§ **What this task involves**
Go through the records below and return each line that has "gian" in it.

(Data extracted from a collection)
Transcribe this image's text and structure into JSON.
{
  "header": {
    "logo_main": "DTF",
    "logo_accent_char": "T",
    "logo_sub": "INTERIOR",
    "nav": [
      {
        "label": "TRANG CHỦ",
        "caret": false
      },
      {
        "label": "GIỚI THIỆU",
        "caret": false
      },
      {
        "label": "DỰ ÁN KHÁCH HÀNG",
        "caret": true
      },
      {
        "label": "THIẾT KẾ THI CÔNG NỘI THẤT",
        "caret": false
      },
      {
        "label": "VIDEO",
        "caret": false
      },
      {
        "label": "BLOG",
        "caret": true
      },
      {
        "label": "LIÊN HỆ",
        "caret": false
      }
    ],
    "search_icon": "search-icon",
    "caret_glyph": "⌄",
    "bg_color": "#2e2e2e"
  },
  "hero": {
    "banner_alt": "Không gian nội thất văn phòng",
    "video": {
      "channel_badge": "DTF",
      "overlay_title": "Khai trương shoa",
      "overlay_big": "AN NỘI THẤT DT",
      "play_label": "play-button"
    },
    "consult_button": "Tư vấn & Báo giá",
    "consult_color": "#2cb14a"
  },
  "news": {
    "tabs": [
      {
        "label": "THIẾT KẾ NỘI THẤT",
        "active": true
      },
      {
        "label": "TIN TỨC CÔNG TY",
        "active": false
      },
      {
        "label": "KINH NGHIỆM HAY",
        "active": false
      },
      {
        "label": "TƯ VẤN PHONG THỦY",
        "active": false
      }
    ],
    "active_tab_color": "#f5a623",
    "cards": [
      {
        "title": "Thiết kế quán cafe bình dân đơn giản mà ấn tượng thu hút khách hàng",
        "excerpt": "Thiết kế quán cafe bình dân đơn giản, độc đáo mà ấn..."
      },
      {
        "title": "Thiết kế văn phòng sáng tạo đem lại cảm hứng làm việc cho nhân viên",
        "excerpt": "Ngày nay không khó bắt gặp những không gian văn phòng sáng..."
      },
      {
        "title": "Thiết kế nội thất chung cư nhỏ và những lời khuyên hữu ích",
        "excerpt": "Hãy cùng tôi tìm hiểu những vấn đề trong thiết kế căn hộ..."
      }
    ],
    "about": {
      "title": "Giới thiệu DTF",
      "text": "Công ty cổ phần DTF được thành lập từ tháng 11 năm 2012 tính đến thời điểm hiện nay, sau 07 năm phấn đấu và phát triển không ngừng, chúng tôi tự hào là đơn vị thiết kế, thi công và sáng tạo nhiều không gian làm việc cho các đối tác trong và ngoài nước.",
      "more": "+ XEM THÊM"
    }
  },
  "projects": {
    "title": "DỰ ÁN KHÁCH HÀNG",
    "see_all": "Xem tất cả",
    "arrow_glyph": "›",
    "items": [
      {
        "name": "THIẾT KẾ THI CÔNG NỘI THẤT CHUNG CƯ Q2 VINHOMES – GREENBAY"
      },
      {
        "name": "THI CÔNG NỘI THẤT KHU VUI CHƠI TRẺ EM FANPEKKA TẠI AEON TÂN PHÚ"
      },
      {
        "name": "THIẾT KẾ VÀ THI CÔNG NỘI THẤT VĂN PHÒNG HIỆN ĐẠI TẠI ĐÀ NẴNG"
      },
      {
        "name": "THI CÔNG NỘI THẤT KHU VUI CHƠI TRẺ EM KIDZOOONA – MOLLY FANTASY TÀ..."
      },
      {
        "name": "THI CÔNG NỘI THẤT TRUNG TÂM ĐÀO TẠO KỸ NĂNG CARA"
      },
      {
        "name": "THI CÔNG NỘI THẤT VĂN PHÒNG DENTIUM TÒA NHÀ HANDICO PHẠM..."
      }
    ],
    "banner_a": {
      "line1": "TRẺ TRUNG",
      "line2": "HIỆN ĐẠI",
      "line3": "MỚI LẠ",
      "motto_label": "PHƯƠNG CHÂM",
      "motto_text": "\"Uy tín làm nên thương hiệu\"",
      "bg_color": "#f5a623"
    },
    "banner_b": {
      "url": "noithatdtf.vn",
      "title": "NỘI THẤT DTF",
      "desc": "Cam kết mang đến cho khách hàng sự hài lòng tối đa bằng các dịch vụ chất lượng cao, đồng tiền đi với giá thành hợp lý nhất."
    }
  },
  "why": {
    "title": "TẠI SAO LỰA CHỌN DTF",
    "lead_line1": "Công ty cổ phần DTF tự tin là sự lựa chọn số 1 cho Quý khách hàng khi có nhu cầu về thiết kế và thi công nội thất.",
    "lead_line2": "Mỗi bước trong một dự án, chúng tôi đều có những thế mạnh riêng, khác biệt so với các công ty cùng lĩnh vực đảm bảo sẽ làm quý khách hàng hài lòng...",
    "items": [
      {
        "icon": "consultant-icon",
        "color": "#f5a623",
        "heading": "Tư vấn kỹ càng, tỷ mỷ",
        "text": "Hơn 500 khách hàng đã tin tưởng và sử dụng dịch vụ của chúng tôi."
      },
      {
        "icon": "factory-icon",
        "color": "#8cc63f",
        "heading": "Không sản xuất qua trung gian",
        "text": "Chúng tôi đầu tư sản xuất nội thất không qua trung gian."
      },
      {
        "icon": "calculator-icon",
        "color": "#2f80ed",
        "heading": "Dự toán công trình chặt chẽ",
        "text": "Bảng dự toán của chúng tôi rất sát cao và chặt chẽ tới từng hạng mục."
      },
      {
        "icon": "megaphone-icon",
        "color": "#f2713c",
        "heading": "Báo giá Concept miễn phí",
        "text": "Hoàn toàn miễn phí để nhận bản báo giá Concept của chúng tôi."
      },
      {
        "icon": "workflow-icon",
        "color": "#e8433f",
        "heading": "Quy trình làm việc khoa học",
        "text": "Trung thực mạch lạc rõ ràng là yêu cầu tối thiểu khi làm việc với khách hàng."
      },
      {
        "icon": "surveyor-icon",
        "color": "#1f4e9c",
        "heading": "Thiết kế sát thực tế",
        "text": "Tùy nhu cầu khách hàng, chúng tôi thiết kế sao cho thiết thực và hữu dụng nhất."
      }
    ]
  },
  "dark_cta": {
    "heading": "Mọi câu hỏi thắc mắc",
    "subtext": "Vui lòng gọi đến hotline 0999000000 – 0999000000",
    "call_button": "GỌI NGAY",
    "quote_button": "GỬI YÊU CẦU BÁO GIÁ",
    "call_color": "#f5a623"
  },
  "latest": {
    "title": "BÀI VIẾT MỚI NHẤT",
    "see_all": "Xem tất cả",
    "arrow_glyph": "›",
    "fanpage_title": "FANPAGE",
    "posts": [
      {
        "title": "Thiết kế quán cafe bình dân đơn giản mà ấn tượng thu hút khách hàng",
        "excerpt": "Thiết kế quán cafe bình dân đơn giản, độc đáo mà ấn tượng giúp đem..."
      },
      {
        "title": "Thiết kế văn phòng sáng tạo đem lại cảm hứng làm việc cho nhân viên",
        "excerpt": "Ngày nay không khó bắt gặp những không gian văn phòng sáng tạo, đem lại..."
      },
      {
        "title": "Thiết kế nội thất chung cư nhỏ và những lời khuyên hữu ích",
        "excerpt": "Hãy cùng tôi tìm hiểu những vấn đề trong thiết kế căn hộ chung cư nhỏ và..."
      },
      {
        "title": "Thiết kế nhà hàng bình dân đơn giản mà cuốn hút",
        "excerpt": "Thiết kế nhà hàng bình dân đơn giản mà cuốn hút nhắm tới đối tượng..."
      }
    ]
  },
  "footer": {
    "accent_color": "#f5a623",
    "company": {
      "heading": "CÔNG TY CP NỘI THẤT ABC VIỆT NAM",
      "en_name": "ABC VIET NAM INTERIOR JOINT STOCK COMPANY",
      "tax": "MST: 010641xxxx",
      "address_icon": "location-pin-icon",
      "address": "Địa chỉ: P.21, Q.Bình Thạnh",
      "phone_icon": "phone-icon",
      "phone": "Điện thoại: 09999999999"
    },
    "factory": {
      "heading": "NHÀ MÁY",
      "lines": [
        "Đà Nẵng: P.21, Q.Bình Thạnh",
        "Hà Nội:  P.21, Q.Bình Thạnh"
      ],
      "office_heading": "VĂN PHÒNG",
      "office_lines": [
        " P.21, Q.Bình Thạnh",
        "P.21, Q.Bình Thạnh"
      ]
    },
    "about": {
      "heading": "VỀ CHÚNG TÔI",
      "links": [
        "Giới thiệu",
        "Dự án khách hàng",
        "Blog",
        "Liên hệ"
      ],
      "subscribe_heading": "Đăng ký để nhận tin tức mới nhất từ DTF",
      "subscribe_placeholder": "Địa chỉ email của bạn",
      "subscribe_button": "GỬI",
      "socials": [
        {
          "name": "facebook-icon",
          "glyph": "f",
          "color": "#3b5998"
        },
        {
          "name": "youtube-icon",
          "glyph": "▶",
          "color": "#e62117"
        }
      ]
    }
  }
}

§ **Response area**
    "banner_alt": "Không gian nội thất văn phòng",
        "excerpt": "Ngày nay không khó bắt gặp những không gian văn phòng sáng..."
      "text": "Công ty cổ phần DTF được thành lập từ tháng 11 năm 2012 tính đến thời điểm hiện nay, sau 07 năm phấn đấu và phát triển không ngừng, chúng tôi tự hào là đơn vị thiết kế, thi công và sáng tạo nhiều không gian làm việc cho các đối tác trong và ngoài nước.",
        "heading": "Không sản xuất qua trung gian",
        "text": "Chúng tôi đầu tư sản xuất nội thất không qua trung gian."
        "excerpt": "Ngày nay không khó bắt gặp những không gian văn phòng sáng tạo, đem lại..."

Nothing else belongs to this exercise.